About Marwari horse in brief
The Marwari or Malani is a rare breed of horse from the Marwar region of Rajasthan, in north-west India. It is closely related to the Kathiawari breed of Kathiawar peninsula of Gujarat, with which it shares an unusual inward-curving shape of the ears. The Rathores, rulers of Marwar and successful Rajput cavalry, were the traditional breeders of the MarWari. The breed deteriorated in the 1930s, when poor management practices resulted in a reduction of the breeding stock, but today has regained some of its popularity. In 1995, a breed society was formed for theMarwari horse in India. The exportation of Marw Mari horses was banned for decades, but between 2000 and 2006, a small number of exports were allowed. Since 2008, visas allowing temporary travel of Mar Wari horses outside India have been available in small numbers. Though they are rare they are becoming more popular outside of India due to their unique looks. The origins of the marwari are obscure, but it is thought to descend from the warhorses of the Rajput warriors of theMarwar and Mewar regions of Raj asthan, with subsequent influence of horses of Turkoman type brought to the area by Mughal invaders in the sixteenth century.

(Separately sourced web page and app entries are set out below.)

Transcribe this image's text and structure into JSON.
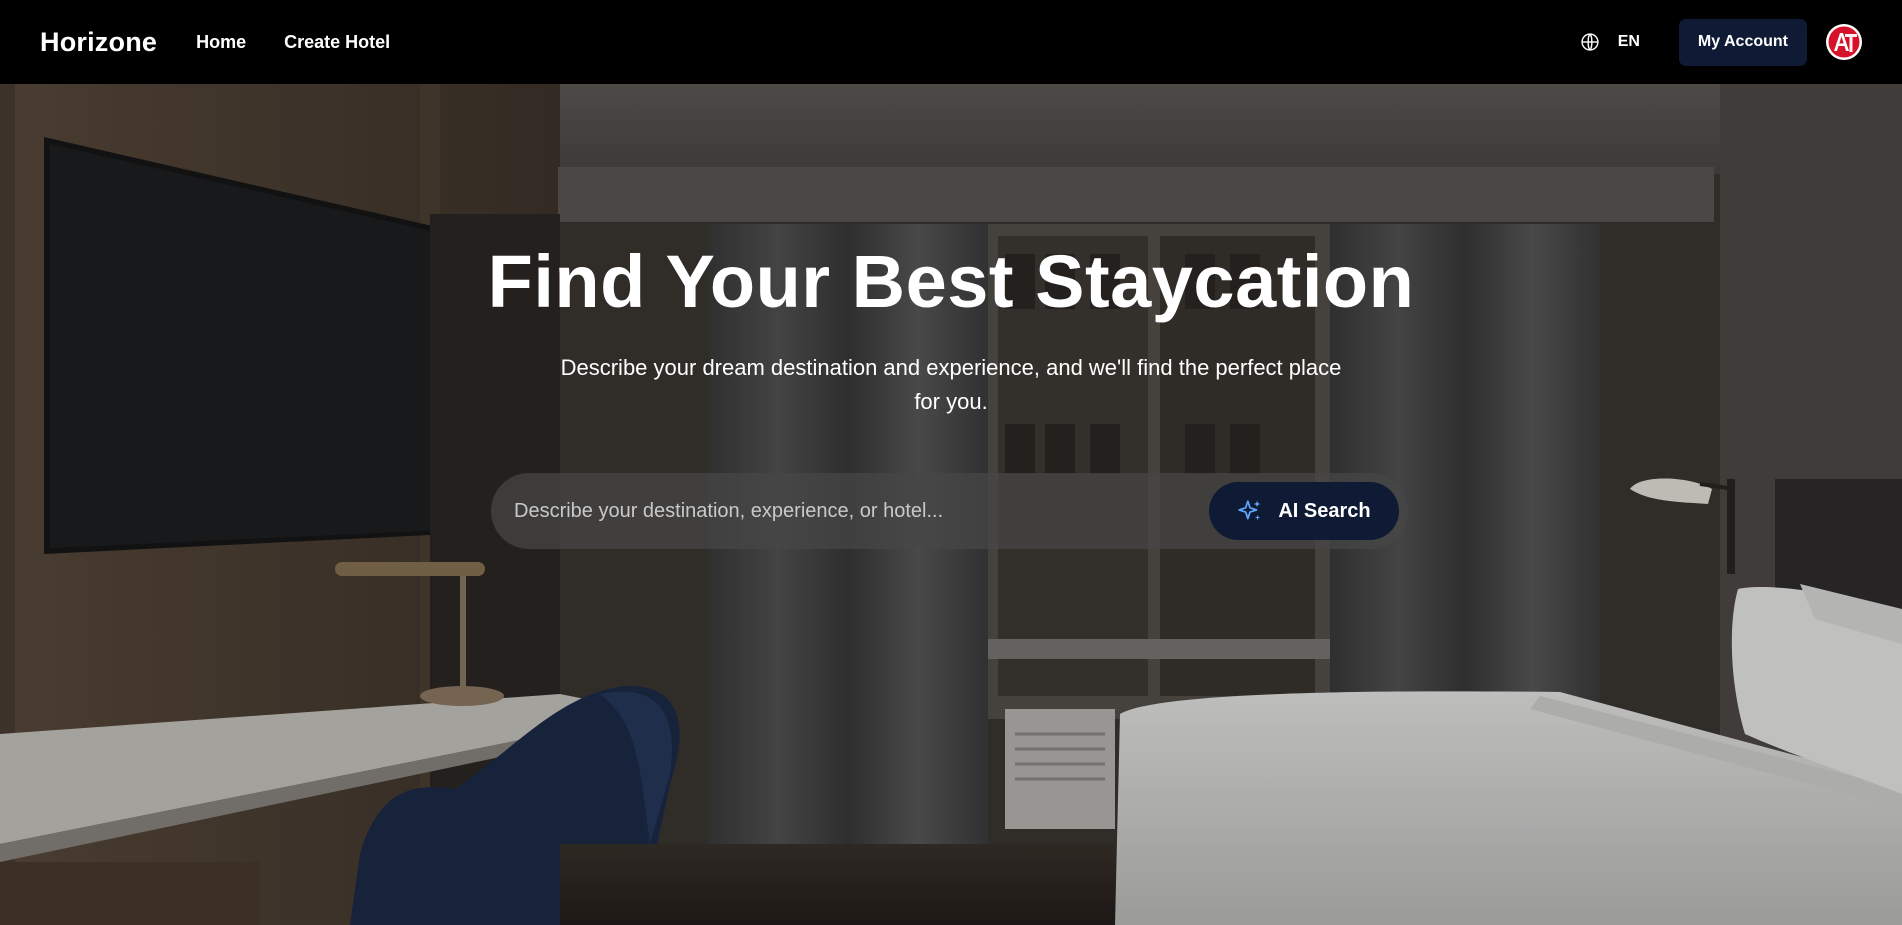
{
  "nav": {
    "brand": "Horizone",
    "links": [
      "Home",
      "Create Hotel"
    ],
    "language": "EN",
    "account_label": "My Account",
    "avatar_initials": "AT"
  },
  "hero": {
    "title": "Find Your Best Staycation",
    "subtitle": "Describe your dream destination and experience, and we'll find the perfect place for you.",
    "search_placeholder": "Describe your destination, experience, or hotel...",
    "search_button": "AI Search"
  },
  "icons": {
    "language": "globe-icon",
    "search_button": "sparkle-icon"
  },
  "colors": {
    "navbar": "#000000",
    "button_bg": "#0f1a34",
    "sparkle": "#5fa8ff",
    "avatar_red": "#d6122a"
  }
}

There is also the possibility of some Mongolian influence from the north. It probably originated in northwest India on the Afghanistan border, as well as in Uzbekistan, Kazakhstan, and Turkmenistan, and takes its name from the marwar region of India. During the late 16th century, the Raj Putas formed a cavalry force over 50,000 strong. The horses were trained to be extremely responsive in battlefield conditions, and were practised in complex riding maneuvers. Over 300 years later, during the First World War, Marwar lancers under Sir Pratap Singh assisted the British. In the 1950s, many Indian noblemen lost their ability to take care of their land, resulting in the obsolescence of many animals in their care. The British instead preferred other breeds, and tried to eliminate the Marwri, along with Thoroughbreds and polo ponies, and reduced the reputation of the breed to the point where even the inward-turning ears were mocked as the “mark of a native horse”. In the 1990s, the breed was reintroduced to the market, and it is now used for light draught and agricultural work, aswell as riding and packing. It may exhibit a natural ambling gait.